Ahura Mazda (Ahura Mazdah, Auhar Mazd) In Persian mythology, good creator god, the wise lord, later called Ohrmazd (Ormuzd). Ahura Mazda is continually battling the evil spirit Ahriman; in the end Ahura Mazda and the forces of goodness will prevail over Ahriman. In the beginning Ahura Mazda may have been connected with Mithra, before he was elevated to the role of supreme being in Persian religion. According to the prophet Zarathustra, Ahura Mazda created cosmic order. He created both the moral and material worlds and is the sovereign, omniscient god of order. Creator of all things, Ahura Mazda is himself uncreated and eternal. One of the hymns ascribed to Zarathustra says:
O Ahura Mazda, this I ask of thee: speak to me truly! How should I pray, when I wish to pray to one like you?
May one like you, O Mazda, who is friendly, teach one like me? And may you give us supporting aids through friendly Justice, And tell how you may come to use with Good Disposition?
A rock inscription placed by King Darius I has these lines to the god:
There is one God, omnipotent Ahura Mazda, It is He who has created the earth here; It is He who has created the heaven there; It is He who has created mortal man.
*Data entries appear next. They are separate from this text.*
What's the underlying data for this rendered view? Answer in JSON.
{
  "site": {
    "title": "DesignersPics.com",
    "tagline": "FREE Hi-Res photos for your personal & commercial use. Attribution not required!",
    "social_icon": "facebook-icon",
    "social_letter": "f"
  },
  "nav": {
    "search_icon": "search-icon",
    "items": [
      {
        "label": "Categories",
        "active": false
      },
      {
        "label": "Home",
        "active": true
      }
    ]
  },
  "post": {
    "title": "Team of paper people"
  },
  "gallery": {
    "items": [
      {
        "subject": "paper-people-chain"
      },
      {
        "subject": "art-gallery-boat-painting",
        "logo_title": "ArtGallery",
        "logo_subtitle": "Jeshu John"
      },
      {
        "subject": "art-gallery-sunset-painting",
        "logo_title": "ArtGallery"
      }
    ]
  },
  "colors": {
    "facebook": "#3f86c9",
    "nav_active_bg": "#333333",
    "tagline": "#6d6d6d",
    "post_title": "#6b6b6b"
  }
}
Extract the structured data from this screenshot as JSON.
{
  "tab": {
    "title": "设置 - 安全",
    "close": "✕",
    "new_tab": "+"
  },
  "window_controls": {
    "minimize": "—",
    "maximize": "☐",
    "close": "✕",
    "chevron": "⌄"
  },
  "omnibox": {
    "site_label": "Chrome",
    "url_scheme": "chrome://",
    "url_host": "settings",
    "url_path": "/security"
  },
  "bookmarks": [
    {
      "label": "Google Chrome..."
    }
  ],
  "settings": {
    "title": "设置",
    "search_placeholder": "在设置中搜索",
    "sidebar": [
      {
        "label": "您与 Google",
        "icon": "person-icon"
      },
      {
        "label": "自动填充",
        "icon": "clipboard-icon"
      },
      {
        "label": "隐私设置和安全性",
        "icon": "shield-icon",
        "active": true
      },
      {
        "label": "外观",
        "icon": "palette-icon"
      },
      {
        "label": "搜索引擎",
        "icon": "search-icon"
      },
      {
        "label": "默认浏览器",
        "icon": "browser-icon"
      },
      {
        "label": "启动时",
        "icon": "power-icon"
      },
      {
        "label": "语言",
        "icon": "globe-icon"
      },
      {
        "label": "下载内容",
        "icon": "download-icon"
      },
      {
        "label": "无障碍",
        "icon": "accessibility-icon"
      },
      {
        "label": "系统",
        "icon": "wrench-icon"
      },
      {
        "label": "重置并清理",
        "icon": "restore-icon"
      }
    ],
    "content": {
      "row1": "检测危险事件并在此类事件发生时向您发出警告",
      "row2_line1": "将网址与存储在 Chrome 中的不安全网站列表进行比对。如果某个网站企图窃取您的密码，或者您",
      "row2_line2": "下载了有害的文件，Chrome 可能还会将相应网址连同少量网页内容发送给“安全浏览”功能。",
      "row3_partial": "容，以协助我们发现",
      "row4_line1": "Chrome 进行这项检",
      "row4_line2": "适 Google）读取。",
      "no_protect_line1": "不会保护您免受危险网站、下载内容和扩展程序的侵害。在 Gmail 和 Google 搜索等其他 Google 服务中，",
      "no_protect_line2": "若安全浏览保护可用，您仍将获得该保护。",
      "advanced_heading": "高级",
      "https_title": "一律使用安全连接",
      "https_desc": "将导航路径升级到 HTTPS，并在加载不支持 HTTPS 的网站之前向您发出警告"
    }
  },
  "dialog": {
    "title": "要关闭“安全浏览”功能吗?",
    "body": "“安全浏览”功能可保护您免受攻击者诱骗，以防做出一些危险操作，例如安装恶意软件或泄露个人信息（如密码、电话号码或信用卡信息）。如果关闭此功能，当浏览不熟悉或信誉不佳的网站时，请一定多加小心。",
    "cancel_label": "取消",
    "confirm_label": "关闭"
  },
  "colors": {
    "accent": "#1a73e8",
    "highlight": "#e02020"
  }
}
In Persian art Ahura Mazda is sometimes portrayed as a bearded man emerging from a winged creature. He is often described as wearing a star-decked robe, and the “swifthorsed sun” is said to be his eye. His throne is in the highest heaven, where he holds court as his angels minister to him.
Encyclopedia of World Mythology and Legend, Third Edition – Written by Anthony S. Mercatante & James R. Dow– Copyright © 2009 by Anthony S. Mercatante